----- Records for the exercise
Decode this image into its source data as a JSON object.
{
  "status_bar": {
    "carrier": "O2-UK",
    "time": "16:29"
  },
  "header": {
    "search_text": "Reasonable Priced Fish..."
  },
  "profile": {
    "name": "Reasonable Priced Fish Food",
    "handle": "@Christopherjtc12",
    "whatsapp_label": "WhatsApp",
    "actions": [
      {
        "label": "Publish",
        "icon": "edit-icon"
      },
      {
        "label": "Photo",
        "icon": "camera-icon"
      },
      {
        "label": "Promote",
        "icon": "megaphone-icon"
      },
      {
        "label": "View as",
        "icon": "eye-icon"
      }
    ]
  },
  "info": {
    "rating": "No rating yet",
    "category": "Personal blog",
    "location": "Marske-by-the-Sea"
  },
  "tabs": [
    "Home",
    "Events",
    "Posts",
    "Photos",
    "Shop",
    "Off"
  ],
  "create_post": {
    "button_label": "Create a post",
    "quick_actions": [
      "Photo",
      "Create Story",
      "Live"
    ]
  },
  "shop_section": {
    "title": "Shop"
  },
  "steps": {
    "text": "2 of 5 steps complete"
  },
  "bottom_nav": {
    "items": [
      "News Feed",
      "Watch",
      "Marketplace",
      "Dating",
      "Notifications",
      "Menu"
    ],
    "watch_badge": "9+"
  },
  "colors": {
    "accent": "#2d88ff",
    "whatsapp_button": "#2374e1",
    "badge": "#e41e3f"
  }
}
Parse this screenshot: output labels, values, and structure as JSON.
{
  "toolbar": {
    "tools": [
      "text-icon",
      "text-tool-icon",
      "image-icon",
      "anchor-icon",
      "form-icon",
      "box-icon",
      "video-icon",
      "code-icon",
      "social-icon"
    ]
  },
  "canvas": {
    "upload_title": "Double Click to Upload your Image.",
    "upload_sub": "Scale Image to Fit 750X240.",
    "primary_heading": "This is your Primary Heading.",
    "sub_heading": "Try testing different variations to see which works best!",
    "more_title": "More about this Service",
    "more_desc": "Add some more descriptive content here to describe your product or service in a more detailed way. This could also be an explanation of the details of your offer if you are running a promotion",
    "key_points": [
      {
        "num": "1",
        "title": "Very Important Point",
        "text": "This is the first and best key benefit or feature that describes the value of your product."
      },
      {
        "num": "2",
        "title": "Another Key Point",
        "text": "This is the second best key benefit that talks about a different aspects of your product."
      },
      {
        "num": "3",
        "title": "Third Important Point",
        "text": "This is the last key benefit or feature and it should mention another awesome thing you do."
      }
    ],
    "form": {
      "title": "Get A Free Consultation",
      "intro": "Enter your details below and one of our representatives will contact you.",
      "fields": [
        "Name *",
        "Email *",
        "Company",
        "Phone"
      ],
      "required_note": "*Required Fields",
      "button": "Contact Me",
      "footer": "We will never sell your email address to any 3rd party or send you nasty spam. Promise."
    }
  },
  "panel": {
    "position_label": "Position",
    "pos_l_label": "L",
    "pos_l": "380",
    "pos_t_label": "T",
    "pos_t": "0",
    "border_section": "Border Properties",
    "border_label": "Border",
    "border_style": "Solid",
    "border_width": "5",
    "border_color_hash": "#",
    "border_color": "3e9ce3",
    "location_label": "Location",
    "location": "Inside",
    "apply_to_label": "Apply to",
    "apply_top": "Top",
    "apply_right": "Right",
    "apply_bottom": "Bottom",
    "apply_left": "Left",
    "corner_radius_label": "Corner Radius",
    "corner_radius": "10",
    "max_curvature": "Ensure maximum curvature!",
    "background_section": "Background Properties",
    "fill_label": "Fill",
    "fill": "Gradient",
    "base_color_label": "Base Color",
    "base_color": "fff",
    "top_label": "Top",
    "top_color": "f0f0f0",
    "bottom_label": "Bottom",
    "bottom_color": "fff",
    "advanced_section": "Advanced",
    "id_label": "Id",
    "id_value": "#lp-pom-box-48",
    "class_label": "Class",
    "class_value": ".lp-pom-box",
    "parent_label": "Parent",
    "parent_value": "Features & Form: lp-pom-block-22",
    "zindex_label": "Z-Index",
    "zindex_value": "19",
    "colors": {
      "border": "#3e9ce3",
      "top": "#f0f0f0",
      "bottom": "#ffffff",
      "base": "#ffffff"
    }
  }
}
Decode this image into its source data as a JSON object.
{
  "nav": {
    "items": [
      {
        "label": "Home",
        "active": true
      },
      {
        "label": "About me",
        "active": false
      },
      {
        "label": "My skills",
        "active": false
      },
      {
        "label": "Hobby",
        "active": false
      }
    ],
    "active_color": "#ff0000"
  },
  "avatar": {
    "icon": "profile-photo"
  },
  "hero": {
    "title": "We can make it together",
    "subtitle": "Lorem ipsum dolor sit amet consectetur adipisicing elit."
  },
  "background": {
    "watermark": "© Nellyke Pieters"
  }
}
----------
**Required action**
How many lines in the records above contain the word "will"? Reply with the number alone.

**Written response**
2